The 26-year-old Michigander has long been unhappy about the onerous structural problems she has faced in professional boxing, from the fanbase to the network executives in charge of greenlighting her fights, despite the fact that she is a two-time Olympic gold medalist and multiple-weight titleholder.
In her estimate, she should be a “household name” and a seven-figure earner; but she is neither of those things.
That is why, in a career changing move, she will be switching over to the Professional Fighters League (PFL) on June 10 for her inaugural mixed martial arts appearance – a sport, she feels, can finally catapult her to superstardom.
“I want to be a household name,” Shields (11-0, 2 KOs) recently told MMAFighting in an interview. “I want to be a millionaire. I want to get my just due and I was never able to get my just due in boxing so I’m going to use my athleticism to see what I can do in MMA.”
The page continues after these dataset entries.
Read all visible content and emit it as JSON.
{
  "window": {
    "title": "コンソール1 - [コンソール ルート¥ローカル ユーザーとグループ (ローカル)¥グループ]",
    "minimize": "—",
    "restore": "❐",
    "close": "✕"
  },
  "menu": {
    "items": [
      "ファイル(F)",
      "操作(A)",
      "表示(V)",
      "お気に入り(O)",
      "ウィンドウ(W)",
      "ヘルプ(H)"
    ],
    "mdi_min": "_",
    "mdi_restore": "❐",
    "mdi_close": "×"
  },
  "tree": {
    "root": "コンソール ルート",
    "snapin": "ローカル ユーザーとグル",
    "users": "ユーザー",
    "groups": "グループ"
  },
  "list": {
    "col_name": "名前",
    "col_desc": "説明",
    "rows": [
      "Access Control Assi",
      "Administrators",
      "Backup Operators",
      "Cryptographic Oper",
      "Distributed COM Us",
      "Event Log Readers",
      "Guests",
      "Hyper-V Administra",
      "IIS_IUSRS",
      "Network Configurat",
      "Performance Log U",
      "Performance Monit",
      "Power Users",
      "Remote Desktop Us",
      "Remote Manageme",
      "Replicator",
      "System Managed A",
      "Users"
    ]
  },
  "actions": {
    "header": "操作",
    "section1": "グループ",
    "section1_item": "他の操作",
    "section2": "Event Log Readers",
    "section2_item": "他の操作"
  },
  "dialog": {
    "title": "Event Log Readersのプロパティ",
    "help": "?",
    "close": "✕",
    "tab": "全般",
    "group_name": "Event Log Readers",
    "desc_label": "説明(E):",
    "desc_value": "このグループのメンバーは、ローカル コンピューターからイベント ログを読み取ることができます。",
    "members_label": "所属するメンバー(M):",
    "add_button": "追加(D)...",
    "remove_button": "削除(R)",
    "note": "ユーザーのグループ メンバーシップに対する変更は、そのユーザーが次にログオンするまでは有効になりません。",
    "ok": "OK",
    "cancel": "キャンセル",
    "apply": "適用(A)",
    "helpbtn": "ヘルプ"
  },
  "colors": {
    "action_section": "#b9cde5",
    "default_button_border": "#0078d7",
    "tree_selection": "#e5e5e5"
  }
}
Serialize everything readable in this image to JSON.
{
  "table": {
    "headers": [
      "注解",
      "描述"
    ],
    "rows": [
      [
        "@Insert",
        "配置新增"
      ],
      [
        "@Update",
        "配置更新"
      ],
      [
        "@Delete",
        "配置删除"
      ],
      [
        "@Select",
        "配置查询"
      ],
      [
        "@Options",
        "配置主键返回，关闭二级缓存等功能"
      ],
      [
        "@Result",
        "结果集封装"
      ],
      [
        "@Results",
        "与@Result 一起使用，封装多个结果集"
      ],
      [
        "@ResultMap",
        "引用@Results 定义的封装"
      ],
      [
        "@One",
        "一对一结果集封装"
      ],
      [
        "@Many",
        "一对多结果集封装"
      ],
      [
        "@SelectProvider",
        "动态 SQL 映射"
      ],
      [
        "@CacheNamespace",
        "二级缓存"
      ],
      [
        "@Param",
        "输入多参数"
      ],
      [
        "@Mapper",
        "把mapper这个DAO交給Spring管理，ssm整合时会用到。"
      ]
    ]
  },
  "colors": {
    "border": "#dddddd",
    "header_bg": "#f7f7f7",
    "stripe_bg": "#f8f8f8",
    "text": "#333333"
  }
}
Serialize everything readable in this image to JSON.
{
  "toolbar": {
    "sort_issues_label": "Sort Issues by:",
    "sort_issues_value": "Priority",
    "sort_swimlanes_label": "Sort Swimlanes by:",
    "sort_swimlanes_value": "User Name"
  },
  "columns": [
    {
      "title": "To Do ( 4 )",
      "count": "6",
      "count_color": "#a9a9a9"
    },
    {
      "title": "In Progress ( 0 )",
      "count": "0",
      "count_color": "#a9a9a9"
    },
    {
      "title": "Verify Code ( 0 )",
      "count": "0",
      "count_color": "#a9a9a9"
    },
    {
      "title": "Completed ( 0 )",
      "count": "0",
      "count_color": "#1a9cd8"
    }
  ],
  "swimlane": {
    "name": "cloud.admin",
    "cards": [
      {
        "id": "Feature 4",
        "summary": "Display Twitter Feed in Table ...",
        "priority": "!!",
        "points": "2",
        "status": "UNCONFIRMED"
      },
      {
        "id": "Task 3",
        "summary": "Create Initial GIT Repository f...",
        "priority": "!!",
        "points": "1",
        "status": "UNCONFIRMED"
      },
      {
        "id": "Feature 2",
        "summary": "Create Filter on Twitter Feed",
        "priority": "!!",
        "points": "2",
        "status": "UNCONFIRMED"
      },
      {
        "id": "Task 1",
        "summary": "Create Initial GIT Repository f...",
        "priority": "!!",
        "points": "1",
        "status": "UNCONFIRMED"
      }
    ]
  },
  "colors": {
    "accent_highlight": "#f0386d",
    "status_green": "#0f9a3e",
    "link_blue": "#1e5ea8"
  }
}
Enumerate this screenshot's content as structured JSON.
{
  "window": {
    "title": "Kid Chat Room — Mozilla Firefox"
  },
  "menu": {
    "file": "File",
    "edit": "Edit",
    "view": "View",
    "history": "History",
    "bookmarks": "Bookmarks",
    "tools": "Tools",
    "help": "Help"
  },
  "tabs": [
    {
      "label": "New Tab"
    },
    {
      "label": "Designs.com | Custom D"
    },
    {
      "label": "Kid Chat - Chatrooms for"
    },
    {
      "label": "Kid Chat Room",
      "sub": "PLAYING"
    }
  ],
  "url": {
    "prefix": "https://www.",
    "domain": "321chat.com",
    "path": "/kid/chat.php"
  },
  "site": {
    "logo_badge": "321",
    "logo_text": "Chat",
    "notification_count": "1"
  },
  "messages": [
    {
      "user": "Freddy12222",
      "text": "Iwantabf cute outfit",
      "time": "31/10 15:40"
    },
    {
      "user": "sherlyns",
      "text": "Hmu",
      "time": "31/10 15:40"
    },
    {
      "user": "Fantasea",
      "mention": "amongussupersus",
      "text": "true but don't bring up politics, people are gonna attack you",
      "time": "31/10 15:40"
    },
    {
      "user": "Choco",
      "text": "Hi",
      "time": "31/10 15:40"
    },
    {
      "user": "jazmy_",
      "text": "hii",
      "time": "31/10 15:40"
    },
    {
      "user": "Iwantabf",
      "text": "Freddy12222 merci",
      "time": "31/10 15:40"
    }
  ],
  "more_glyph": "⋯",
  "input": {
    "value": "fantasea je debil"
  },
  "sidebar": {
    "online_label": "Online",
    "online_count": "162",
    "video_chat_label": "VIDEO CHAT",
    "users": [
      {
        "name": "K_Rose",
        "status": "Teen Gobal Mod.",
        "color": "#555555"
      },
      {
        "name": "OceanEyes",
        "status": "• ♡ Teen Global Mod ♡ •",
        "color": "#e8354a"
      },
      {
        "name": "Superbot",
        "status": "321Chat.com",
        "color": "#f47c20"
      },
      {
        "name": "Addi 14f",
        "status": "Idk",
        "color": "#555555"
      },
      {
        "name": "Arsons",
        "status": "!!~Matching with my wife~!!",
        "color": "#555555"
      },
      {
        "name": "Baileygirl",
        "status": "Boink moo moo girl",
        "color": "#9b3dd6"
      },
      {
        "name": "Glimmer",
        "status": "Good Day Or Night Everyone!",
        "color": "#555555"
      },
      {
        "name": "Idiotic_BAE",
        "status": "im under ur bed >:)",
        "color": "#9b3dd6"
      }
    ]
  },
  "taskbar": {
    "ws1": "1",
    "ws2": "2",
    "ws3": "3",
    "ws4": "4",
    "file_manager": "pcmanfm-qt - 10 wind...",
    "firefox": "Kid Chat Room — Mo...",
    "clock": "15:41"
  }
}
In an attempt to shore up what she believes is a huge pay disparity between female and male boxers, Shields launched her own pay-per-view debut earlier this year against Marie-Eve Dicaire. However, judging from her comments, it does not appear to have earned her the windfall she expected.
“In women’s boxing, women don’t get paid that much,” Shields explained when speaking to MMA Fighting. “I’ve won every title you can think of, every last organization. Three-time division world champ, two-time undisputed champ at 154 and 160 [pounds]. I’ve held titles at 168 and it’s like I’m not a millionaire. I’m known worldwide but I’m not a household name yet.”
Although Shields has seemed hopeful in the past about improving her place in boxing, her latest comments suggest a great deal of resignation.
“There’s nothing more I can do in women’s boxing to make me be a household name cause I’ve done everything. Nothing else I can do.”